→ TASK DESCRIPTION
Images are to be left out when the records below are printed word for word.

Excerpts from an interface dataset
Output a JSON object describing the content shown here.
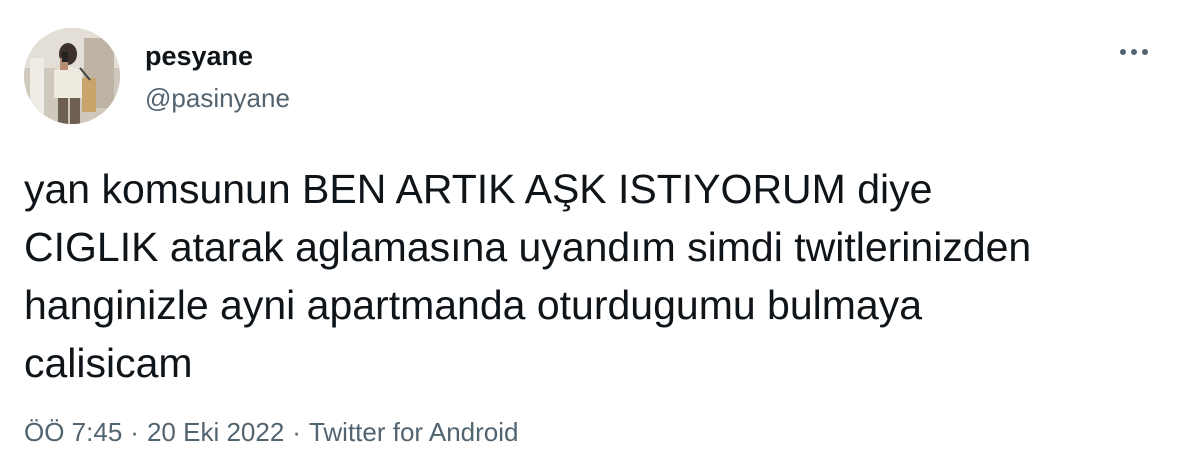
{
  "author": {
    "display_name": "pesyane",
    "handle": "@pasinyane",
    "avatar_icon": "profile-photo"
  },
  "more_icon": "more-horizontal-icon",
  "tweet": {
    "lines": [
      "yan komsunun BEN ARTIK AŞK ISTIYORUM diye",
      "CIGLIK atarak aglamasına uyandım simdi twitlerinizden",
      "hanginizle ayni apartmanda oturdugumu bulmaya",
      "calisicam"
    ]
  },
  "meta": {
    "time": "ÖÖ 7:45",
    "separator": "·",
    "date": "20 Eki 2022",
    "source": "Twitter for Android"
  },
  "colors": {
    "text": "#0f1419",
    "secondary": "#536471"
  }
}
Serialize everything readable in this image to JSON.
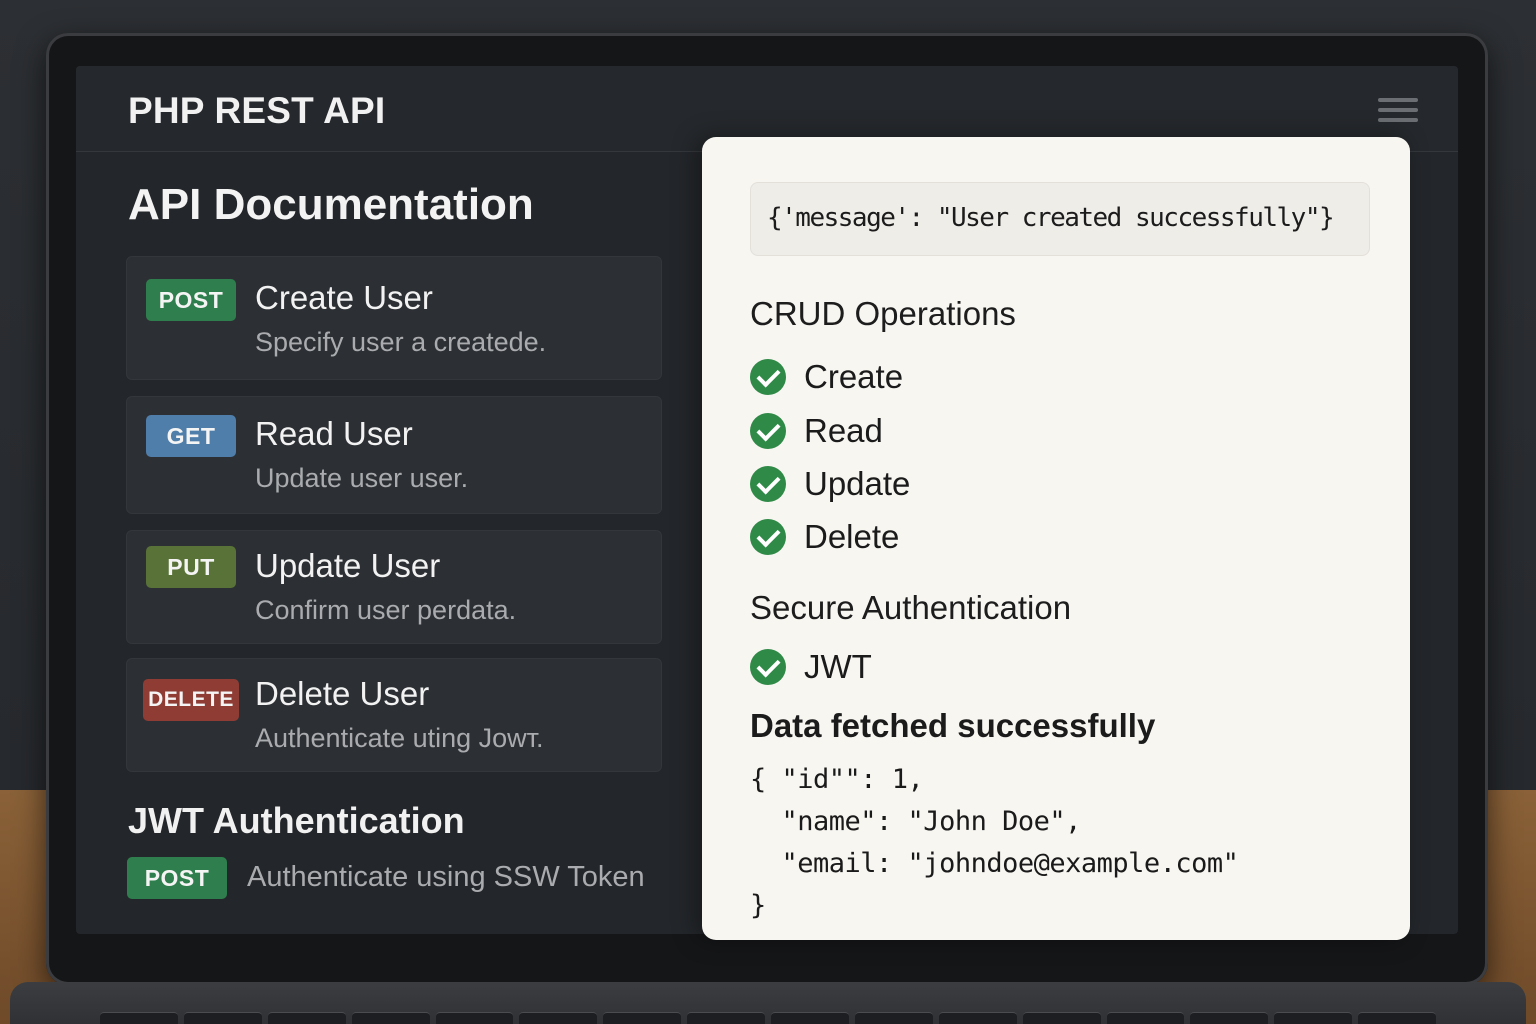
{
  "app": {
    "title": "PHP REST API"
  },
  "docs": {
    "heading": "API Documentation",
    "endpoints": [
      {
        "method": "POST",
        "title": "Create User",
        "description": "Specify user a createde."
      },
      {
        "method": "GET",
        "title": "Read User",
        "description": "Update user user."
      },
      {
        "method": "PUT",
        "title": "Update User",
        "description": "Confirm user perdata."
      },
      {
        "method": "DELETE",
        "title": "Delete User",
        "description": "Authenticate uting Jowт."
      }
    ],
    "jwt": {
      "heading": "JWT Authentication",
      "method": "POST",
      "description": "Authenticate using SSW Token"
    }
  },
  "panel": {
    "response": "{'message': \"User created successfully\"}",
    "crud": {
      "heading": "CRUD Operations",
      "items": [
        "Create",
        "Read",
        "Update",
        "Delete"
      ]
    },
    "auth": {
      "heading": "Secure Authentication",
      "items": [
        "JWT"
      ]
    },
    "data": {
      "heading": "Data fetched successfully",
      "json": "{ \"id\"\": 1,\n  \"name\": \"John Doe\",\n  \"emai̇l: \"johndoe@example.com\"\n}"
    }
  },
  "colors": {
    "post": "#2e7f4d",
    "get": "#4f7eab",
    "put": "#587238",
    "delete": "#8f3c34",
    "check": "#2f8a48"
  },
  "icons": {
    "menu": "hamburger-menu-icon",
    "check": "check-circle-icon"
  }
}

→ EXERCISE OUTPUT
Output a JSON object describing the content shown here.
{
  "author": {
    "display_name": "pesyane",
    "handle": "@pasinyane",
    "avatar_icon": "profile-photo"
  },
  "more_icon": "more-horizontal-icon",
  "tweet": {
    "lines": [
      "yan komsunun BEN ARTIK AŞK ISTIYORUM diye",
      "CIGLIK atarak aglamasına uyandım simdi twitlerinizden",
      "hanginizle ayni apartmanda oturdugumu bulmaya",
      "calisicam"
    ]
  },
  "meta": {
    "time": "ÖÖ 7:45",
    "separator": "·",
    "date": "20 Eki 2022",
    "source": "Twitter for Android"
  },
  "colors": {
    "text": "#0f1419",
    "secondary": "#536471"
  }
}
Serialize everything readable in this image to JSON.
{
  "app": {
    "title": "PHP REST API"
  },
  "docs": {
    "heading": "API Documentation",
    "endpoints": [
      {
        "method": "POST",
        "title": "Create User",
        "description": "Specify user a createde."
      },
      {
        "method": "GET",
        "title": "Read User",
        "description": "Update user user."
      },
      {
        "method": "PUT",
        "title": "Update User",
        "description": "Confirm user perdata."
      },
      {
        "method": "DELETE",
        "title": "Delete User",
        "description": "Authenticate uting Jowт."
      }
    ],
    "jwt": {
      "heading": "JWT Authentication",
      "method": "POST",
      "description": "Authenticate using SSW Token"
    }
  },
  "panel": {
    "response": "{'message': \"User created successfully\"}",
    "crud": {
      "heading": "CRUD Operations",
      "items": [
        "Create",
        "Read",
        "Update",
        "Delete"
      ]
    },
    "auth": {
      "heading": "Secure Authentication",
      "items": [
        "JWT"
      ]
    },
    "data": {
      "heading": "Data fetched successfully",
      "json": "{ \"id\"\": 1,\n  \"name\": \"John Doe\",\n  \"emai̇l: \"johndoe@example.com\"\n}"
    }
  },
  "colors": {
    "post": "#2e7f4d",
    "get": "#4f7eab",
    "put": "#587238",
    "delete": "#8f3c34",
    "check": "#2f8a48"
  },
  "icons": {
    "menu": "hamburger-menu-icon",
    "check": "check-circle-icon"
  }
}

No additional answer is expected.